PROBLEM
Report, from the records below, every line where the word "data" appears.

*** Opening SUPPLIED ENTRIES ***

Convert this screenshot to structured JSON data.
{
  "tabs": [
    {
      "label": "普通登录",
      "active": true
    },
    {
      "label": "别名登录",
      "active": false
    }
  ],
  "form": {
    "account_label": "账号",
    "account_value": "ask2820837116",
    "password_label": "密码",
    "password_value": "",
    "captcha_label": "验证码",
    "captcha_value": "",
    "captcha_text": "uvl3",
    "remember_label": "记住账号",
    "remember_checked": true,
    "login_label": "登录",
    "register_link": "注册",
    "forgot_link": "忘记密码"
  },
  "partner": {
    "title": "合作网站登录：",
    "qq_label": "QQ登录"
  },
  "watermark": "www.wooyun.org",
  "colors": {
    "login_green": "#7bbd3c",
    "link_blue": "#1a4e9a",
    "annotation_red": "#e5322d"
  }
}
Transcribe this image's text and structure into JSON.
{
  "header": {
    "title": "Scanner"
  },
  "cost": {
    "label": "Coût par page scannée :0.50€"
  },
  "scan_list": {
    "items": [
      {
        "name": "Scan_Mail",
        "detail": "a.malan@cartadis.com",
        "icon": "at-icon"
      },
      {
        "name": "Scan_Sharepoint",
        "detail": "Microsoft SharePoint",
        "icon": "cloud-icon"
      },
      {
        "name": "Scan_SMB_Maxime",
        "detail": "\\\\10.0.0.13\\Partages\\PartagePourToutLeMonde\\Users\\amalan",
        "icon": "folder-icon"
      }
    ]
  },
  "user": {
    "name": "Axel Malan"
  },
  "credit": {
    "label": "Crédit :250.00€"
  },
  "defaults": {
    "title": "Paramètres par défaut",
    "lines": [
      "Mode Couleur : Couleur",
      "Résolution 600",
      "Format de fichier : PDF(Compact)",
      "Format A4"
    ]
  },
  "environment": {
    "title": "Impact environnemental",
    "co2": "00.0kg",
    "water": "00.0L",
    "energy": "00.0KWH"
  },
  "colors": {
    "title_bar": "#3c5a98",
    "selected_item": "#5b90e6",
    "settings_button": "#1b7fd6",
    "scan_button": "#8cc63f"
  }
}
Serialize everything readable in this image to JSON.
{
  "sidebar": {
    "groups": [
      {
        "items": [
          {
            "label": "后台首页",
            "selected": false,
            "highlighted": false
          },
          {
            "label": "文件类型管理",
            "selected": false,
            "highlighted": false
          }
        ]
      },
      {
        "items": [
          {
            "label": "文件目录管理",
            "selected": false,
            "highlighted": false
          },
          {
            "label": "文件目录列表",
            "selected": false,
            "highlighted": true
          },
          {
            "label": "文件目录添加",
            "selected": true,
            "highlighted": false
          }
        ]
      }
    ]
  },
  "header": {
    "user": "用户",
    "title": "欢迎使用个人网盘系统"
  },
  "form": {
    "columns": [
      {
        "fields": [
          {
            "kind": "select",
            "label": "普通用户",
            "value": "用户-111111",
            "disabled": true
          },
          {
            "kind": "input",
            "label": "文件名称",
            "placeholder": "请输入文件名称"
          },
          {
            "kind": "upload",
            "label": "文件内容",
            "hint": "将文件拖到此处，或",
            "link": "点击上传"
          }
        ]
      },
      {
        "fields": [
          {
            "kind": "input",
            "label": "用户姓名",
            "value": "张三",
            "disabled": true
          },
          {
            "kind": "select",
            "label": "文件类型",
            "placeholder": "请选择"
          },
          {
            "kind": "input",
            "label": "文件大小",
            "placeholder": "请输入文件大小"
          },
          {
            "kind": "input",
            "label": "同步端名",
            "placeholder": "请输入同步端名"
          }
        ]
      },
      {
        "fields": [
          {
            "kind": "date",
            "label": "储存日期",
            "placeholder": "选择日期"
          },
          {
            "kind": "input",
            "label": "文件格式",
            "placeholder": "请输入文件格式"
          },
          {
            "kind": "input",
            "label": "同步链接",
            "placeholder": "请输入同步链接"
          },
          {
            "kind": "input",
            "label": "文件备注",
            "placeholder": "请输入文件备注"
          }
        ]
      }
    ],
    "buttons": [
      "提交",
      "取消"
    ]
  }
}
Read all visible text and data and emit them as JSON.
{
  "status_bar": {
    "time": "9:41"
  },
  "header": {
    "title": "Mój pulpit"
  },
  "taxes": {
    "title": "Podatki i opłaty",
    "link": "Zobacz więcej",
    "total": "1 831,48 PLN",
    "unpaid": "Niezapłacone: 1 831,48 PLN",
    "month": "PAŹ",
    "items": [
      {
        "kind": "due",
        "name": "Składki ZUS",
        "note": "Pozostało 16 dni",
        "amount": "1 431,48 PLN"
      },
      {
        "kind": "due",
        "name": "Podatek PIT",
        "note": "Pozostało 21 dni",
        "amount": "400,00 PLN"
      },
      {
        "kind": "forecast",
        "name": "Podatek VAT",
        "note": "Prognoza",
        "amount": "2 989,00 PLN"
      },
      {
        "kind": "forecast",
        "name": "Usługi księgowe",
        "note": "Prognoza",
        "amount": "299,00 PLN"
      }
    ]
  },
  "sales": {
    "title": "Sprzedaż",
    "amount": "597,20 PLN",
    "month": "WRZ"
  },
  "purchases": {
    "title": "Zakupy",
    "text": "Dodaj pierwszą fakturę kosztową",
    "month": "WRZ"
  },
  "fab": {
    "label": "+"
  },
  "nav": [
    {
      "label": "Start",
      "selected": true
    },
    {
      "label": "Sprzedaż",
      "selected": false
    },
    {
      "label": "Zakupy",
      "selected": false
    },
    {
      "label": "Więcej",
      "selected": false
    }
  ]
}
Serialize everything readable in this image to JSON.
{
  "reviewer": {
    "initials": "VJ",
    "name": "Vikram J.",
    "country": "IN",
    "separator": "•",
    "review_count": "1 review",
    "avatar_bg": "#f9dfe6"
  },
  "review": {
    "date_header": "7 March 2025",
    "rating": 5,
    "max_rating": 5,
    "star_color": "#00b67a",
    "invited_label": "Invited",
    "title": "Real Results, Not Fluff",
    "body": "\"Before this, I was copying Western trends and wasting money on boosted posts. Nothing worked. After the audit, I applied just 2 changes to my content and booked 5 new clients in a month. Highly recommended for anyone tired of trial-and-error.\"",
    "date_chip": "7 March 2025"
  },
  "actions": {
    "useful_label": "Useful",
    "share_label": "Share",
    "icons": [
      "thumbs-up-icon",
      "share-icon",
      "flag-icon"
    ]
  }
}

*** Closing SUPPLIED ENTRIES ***

REPLY TO THE TASK
Convert this screenshot to structured JSON data.
Read all visible text and data and emit them as JSON.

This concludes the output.